Once he was out of the Navy, King worked initially for GE, then for IBM where he worked on the start of the Saturn Apollo Spacecraft Program in Huntsville, Alabama for eight years. From there King moved to Gaithersburg, Marland to work with IBM on a Satellite program; then to Manassas, Virginia to work on the start of the Trident Submarine Sonar System Program for the US Navy.

King moved to Warrenton, Virginia in 1973 with his wife, son, and daughter. When he retired, he remained here in the same home he and his wife shared. He remains active in the community as well as at home. Although his wife has passed, Mr. King spends time regularly with his daughter Diane King, a retired medical doctor who now spends time volunteering at the Fauquier Free Clinic.  His son, Mark King, very sadly passed away this summer from cancer.
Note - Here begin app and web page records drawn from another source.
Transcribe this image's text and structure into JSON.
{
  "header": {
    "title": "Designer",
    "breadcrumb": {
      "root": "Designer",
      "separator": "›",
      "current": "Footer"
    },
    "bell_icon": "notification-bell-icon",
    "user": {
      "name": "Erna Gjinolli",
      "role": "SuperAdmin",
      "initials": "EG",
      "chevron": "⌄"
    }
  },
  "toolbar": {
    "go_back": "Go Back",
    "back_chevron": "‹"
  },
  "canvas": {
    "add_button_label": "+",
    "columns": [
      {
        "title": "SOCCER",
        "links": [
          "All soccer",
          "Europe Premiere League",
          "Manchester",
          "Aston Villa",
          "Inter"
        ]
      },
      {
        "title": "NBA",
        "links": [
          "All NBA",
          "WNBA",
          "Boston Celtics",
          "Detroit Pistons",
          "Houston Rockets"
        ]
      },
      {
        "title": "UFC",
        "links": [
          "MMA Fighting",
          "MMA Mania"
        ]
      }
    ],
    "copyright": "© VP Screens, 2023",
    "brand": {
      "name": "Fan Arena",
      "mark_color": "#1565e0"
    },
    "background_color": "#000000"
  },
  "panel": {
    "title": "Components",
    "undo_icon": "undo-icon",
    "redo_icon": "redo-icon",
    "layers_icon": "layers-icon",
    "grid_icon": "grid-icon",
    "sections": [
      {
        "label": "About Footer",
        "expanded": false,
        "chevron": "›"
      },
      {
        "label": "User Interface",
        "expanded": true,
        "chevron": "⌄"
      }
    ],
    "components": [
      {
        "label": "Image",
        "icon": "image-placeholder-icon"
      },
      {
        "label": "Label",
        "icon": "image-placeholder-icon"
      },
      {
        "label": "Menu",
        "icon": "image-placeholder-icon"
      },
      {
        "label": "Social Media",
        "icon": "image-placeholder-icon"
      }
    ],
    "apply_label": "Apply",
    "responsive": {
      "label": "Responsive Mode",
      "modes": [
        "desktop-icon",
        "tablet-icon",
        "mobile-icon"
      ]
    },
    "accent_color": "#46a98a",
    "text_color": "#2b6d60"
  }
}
This tiger art is one of many of the pieces Mr. King has created.

Additionally, Mr. King is an incredibly talented artist specializing in wood — from furniture to creative art pieces. “I love woodworking. I made furniture for a while, then moved on to creating segmented bowls, but grew tired of that and learned about this technique called ‘Intarsia’ which involves using exotic wood.” King is currently working on a half-scaled standing elk, which he will add to his collection of over 28 hand-crafted pieces of Intarsia art.

“Recording Mr. King’s history has been a wonderful experience,” said Hero’s Bridge volunteer and Warrenton VFW member, Bruce Campbell. King’s recordings will be submitted to the Veterans History Project in the very near future. He has served his country and family well and in the near future, Hero’s Bridge hopes Mr. King’s recordings will be available online for the public to listen to through the Library of Congress website.

Bruce Campbell, HB volunteer and Warrenton VFW member, meets with Mr. King to discuss the oral history recording process. Behind Mr. King is a wall decorated with woodworking he has created.